BEGIN DATA SUPPLIED
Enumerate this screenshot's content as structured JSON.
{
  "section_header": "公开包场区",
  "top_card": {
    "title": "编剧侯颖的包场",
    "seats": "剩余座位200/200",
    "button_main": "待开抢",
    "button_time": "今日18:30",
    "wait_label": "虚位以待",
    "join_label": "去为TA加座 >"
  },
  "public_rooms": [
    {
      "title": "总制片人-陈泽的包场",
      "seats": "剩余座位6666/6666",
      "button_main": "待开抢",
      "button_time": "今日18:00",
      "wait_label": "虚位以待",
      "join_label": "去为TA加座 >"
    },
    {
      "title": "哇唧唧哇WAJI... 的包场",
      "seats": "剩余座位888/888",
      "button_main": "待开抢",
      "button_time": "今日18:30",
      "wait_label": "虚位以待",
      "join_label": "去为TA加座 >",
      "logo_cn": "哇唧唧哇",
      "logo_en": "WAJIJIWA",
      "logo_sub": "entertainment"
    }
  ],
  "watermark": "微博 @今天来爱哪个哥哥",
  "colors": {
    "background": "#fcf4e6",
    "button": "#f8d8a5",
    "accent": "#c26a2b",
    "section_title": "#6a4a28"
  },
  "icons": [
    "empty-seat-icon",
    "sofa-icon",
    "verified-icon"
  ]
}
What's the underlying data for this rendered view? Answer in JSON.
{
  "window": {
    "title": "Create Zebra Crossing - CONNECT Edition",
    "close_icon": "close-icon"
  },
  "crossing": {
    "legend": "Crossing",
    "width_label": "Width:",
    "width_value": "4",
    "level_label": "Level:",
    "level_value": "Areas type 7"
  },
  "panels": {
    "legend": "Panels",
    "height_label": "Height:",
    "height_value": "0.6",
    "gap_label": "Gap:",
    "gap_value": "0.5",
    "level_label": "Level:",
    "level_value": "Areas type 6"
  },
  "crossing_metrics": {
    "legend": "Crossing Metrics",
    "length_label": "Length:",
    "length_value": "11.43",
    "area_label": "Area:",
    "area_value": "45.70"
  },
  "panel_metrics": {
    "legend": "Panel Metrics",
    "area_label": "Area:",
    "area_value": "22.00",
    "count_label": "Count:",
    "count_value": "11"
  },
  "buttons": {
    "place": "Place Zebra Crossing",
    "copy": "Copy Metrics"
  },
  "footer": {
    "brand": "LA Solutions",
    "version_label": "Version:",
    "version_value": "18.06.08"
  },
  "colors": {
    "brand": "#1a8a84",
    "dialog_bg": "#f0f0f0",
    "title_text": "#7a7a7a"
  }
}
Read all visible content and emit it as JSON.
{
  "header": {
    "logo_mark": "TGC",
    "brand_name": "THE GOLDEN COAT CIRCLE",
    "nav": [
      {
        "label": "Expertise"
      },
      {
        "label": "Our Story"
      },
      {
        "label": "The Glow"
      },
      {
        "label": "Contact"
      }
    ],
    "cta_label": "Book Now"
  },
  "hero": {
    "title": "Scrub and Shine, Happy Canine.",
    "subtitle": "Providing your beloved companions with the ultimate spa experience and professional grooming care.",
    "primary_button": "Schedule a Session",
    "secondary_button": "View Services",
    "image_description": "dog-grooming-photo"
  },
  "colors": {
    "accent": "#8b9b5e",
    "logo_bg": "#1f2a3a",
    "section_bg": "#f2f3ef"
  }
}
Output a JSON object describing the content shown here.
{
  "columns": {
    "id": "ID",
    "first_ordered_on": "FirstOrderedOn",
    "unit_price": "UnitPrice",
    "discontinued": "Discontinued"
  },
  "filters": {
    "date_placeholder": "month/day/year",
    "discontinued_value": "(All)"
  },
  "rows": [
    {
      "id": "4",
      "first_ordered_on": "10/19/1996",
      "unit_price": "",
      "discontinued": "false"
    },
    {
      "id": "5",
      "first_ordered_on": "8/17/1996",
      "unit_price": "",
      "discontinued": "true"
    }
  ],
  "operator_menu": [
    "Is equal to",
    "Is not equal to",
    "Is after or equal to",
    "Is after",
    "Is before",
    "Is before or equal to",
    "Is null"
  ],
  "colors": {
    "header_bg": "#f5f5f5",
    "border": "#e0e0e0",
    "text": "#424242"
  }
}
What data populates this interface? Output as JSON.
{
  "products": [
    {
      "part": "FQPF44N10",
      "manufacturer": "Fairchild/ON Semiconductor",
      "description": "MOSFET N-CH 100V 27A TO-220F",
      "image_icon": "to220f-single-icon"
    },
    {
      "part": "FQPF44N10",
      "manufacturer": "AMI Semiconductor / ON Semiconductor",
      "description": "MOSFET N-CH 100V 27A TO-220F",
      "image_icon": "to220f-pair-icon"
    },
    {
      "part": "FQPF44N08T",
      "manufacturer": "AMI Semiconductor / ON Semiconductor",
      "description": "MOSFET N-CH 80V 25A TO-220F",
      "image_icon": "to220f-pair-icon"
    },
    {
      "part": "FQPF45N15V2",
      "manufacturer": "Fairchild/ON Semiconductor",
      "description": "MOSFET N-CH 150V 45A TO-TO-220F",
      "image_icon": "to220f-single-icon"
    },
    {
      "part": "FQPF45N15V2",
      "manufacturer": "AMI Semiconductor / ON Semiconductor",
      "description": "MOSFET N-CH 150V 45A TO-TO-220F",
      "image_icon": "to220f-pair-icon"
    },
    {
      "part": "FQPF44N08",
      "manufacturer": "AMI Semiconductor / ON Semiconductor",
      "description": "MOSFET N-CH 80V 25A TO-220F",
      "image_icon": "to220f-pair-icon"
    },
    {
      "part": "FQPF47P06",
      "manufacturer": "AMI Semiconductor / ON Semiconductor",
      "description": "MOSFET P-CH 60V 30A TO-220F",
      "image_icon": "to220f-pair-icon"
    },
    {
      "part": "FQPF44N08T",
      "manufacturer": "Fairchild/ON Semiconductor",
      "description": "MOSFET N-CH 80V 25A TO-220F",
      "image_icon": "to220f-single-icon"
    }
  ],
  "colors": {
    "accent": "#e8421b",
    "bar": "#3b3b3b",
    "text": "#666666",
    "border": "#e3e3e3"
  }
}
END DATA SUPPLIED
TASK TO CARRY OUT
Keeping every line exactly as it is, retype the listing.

RESULT
Enumerate this screenshot's content as structured JSON.
{
  "section_header": "公开包场区",
  "top_card": {
    "title": "编剧侯颖的包场",
    "seats": "剩余座位200/200",
    "button_main": "待开抢",
    "button_time": "今日18:30",
    "wait_label": "虚位以待",
    "join_label": "去为TA加座 >"
  },
  "public_rooms": [
    {
      "title": "总制片人-陈泽的包场",
      "seats": "剩余座位6666/6666",
      "button_main": "待开抢",
      "button_time": "今日18:00",
      "wait_label": "虚位以待",
      "join_label": "去为TA加座 >"
    },
    {
      "title": "哇唧唧哇WAJI... 的包场",
      "seats": "剩余座位888/888",
      "button_main": "待开抢",
      "button_time": "今日18:30",
      "wait_label": "虚位以待",
      "join_label": "去为TA加座 >",
      "logo_cn": "哇唧唧哇",
      "logo_en": "WAJIJIWA",
      "logo_sub": "entertainment"
    }
  ],
  "watermark": "微博 @今天来爱哪个哥哥",
  "colors": {
    "background": "#fcf4e6",
    "button": "#f8d8a5",
    "accent": "#c26a2b",
    "section_title": "#6a4a28"
  },
  "icons": [
    "empty-seat-icon",
    "sofa-icon",
    "verified-icon"
  ]
}
What's the underlying data for this rendered view? Answer in JSON.
{
  "window": {
    "title": "Create Zebra Crossing - CONNECT Edition",
    "close_icon": "close-icon"
  },
  "crossing": {
    "legend": "Crossing",
    "width_label": "Width:",
    "width_value": "4",
    "level_label": "Level:",
    "level_value": "Areas type 7"
  },
  "panels": {
    "legend": "Panels",
    "height_label": "Height:",
    "height_value": "0.6",
    "gap_label": "Gap:",
    "gap_value": "0.5",
    "level_label": "Level:",
    "level_value": "Areas type 6"
  },
  "crossing_metrics": {
    "legend": "Crossing Metrics",
    "length_label": "Length:",
    "length_value": "11.43",
    "area_label": "Area:",
    "area_value": "45.70"
  },
  "panel_metrics": {
    "legend": "Panel Metrics",
    "area_label": "Area:",
    "area_value": "22.00",
    "count_label": "Count:",
    "count_value": "11"
  },
  "buttons": {
    "place": "Place Zebra Crossing",
    "copy": "Copy Metrics"
  },
  "footer": {
    "brand": "LA Solutions",
    "version_label": "Version:",
    "version_value": "18.06.08"
  },
  "colors": {
    "brand": "#1a8a84",
    "dialog_bg": "#f0f0f0",
    "title_text": "#7a7a7a"
  }
}
Read all visible content and emit it as JSON.
{
  "header": {
    "logo_mark": "TGC",
    "brand_name": "THE GOLDEN COAT CIRCLE",
    "nav": [
      {
        "label": "Expertise"
      },
      {
        "label": "Our Story"
      },
      {
        "label": "The Glow"
      },
      {
        "label": "Contact"
      }
    ],
    "cta_label": "Book Now"
  },
  "hero": {
    "title": "Scrub and Shine, Happy Canine.",
    "subtitle": "Providing your beloved companions with the ultimate spa experience and professional grooming care.",
    "primary_button": "Schedule a Session",
    "secondary_button": "View Services",
    "image_description": "dog-grooming-photo"
  },
  "colors": {
    "accent": "#8b9b5e",
    "logo_bg": "#1f2a3a",
    "section_bg": "#f2f3ef"
  }
}
Output a JSON object describing the content shown here.
{
  "columns": {
    "id": "ID",
    "first_ordered_on": "FirstOrderedOn",
    "unit_price": "UnitPrice",
    "discontinued": "Discontinued"
  },
  "filters": {
    "date_placeholder": "month/day/year",
    "discontinued_value": "(All)"
  },
  "rows": [
    {
      "id": "4",
      "first_ordered_on": "10/19/1996",
      "unit_price": "",
      "discontinued": "false"
    },
    {
      "id": "5",
      "first_ordered_on": "8/17/1996",
      "unit_price": "",
      "discontinued": "true"
    }
  ],
  "operator_menu": [
    "Is equal to",
    "Is not equal to",
    "Is after or equal to",
    "Is after",
    "Is before",
    "Is before or equal to",
    "Is null"
  ],
  "colors": {
    "header_bg": "#f5f5f5",
    "border": "#e0e0e0",
    "text": "#424242"
  }
}
What data populates this interface? Output as JSON.
{
  "products": [
    {
      "part": "FQPF44N10",
      "manufacturer": "Fairchild/ON Semiconductor",
      "description": "MOSFET N-CH 100V 27A TO-220F",
      "image_icon": "to220f-single-icon"
    },
    {
      "part": "FQPF44N10",
      "manufacturer": "AMI Semiconductor / ON Semiconductor",
      "description": "MOSFET N-CH 100V 27A TO-220F",
      "image_icon": "to220f-pair-icon"
    },
    {
      "part": "FQPF44N08T",
      "manufacturer": "AMI Semiconductor / ON Semiconductor",
      "description": "MOSFET N-CH 80V 25A TO-220F",
      "image_icon": "to220f-pair-icon"
    },
    {
      "part": "FQPF45N15V2",
      "manufacturer": "Fairchild/ON Semiconductor",
      "description": "MOSFET N-CH 150V 45A TO-TO-220F",
      "image_icon": "to220f-single-icon"
    },
    {
      "part": "FQPF45N15V2",
      "manufacturer": "AMI Semiconductor / ON Semiconductor",
      "description": "MOSFET N-CH 150V 45A TO-TO-220F",
      "image_icon": "to220f-pair-icon"
    },
    {
      "part": "FQPF44N08",
      "manufacturer": "AMI Semiconductor / ON Semiconductor",
      "description": "MOSFET N-CH 80V 25A TO-220F",
      "image_icon": "to220f-pair-icon"
    },
    {
      "part": "FQPF47P06",
      "manufacturer": "AMI Semiconductor / ON Semiconductor",
      "description": "MOSFET P-CH 60V 30A TO-220F",
      "image_icon": "to220f-pair-icon"
    },
    {
      "part": "FQPF44N08T",
      "manufacturer": "Fairchild/ON Semiconductor",
      "description": "MOSFET N-CH 80V 25A TO-220F",
      "image_icon": "to220f-single-icon"
    }
  ],
  "colors": {
    "accent": "#e8421b",
    "bar": "#3b3b3b",
    "text": "#666666",
    "border": "#e3e3e3"
  }
}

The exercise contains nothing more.